Sweden plays the long game amid Coronavirus Hysteria [Video]
The Financial Times ran a piece on September 10th about the doctor in Sweden who charted that country’s course through the COVID-19 pandemic without shutting the country down. Many people have probably heard at least something about this, but probably not much detail. Here we present selected excerpts of the FT piece (and of course a link to the whole piece), supplemented by additional material and comment.
At the start of this year, Anders Tegnell was just a low-profile bureaucrat in a country of 10m people, heading a department that collects and analyses data on public health. Today, he has become one of the best known — and most controversial — figures of the global coronavirus crisis.
For many Swedes, their state epidemiologist has embodied a rational approach as other countries have appeared to sacrifice science to emotion. “I wish I were coming with you to see him,” one of Sweden’s leading chief executives confided to me just before I went to see Tegnell. “The way he has stood for what he believes in while the rest of the world does something else is admirable.”

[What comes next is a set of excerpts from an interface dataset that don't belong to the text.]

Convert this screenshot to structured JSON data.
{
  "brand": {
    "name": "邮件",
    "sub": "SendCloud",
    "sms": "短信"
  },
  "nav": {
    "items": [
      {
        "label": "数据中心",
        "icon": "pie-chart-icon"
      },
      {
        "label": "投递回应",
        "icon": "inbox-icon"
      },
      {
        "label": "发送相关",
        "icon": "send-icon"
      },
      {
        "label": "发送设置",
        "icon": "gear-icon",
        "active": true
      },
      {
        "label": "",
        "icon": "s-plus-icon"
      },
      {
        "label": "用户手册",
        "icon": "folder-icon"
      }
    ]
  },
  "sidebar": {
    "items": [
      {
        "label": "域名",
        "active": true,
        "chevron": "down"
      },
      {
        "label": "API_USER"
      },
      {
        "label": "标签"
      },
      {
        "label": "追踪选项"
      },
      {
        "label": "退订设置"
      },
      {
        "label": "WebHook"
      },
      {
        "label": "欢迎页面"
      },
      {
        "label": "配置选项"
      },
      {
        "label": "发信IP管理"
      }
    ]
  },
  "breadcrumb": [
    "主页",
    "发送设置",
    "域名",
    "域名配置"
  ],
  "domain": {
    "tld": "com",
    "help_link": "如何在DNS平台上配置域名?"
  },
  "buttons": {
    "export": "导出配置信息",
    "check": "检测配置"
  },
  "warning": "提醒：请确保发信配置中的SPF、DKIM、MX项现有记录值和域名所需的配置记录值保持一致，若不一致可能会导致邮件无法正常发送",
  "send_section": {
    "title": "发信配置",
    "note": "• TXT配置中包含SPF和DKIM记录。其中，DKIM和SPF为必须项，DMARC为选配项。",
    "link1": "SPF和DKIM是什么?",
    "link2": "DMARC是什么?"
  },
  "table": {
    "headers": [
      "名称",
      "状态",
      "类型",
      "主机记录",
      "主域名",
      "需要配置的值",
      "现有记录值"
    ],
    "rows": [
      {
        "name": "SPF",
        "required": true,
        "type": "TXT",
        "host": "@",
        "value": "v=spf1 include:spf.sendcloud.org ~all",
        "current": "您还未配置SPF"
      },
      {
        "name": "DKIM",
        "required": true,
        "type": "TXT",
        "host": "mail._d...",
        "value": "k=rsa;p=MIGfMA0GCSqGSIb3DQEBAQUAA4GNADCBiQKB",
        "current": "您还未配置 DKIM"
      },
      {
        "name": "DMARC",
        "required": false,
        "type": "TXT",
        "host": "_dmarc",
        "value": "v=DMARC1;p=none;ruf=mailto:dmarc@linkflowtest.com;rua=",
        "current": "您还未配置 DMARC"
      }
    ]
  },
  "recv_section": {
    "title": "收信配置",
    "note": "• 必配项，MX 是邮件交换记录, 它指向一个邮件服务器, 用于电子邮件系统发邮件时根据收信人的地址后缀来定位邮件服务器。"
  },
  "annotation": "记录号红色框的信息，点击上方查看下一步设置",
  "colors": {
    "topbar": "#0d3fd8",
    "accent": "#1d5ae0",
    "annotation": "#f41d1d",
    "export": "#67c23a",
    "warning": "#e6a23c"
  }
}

Public support for Tegnell has remained high over a period in which life, while very different to before, has been more normal than in many other countries. Such is his stock in Sweden that there are stories of people having his bespectacled face tattooed on their bodies, while some on the American and British right have seized on Tegnell as a champion of freedoms they feel they have lost during lockdown.
Consider by comparison our Dr Anthony Fauci in the United States, who has also enjoyed (or been beset with) alternating fame and criticism (some of that coming from our publication), as the American “demigod” of Coronavirus response. Yet Dr. Tegnell took a far different tack, and to Richard Milnes, his non-Swedish interviewer and rather thoroughly indoctrinated in the “mask up and shut down” COVID theology, what Tegnell did amounts to some kind of crazy, deadly heresy. We continue:
But for a minority domestically, and many internationally, he is a far more problematic figure. The populist Sweden Democrats have called for him to resign after thousands of elderly in care homes died. That has given Sweden the fifth-highest death rate per capita in Europe, five times higher than neighbouring Denmark and about 10 times more than Norway and Finland.
For some local experts, Tegnell’s standing alone as the world locked down inspires none of the CEO’s veneration. “Tegnell is known for his stubbornness. You wonder what this would have looked like with a different person in charge,” says a Swedish epidemiologist who has been a critic of Tegnell’s. International media have been harsher still: The New York Times has called Sweden a “pariah state” and “the world’s cautionary tale”.
[DR. TEGNELL] “At the outset, we talked very much about sustainability, and I think that’s something we managed to keep to. And also be a bit resistant to quick fixes, to realise that this is not going to be easy, it is not going to be a short-term kind of thing, it’s not going to be fixed by one kind of measure. We see a disease that we’re going to have to handle for a long time into the future and we need to build up systems for doing that,” he says, with his arms crossed tightly to his chest as they are for nearly the entire hour-long interview.
This is indeed a very rational assessment. As COVID began its meteoric spread from China, I also early on realized that this was not a “flare-up” that would eventually die out, as many American politicians posed. That kind of thing had happened before with SARS, MERS and H1N1 “bird flu” in the past, but COVID-19 was a new creature and its appearance in all areas of the world without regard or response to climate (“It will die by summer, like the flu”), and its particular and peculiar predilection for the United States, Brazil, Western European and Russian people suggests that there is possibly something particular about these nations and their people that is more conducive to the virus and its spread – something which I have not yet seen an explanation offered for. SARS-Cov-2 was the new endemic illness as well as a pandemic. This one may eventually become a somewhat rare backgrounder, but it will always be with us. That is my assessment, based on little more that observation of the pattern of the spread and the observation of the nations in which the disease has been most active. We continue:
Our meeting comes as things appear to be going his way. As coronavirus cases rise in pretty much all other European countries, leading to fears of a second wave including in the UK, they have been sinking all summer in Sweden. On a per capita basis, they are now 90 per cent below their peak in late June and under Norway’s and Denmark’s for the first time in five months. Tegnell had told me the first time we spoke in the spring that it would be in the autumn when it became more apparent how successful each country had been.
The statements, views and opinions expressed in this column are solely those of the author and do not necessarily represent those of The Duran.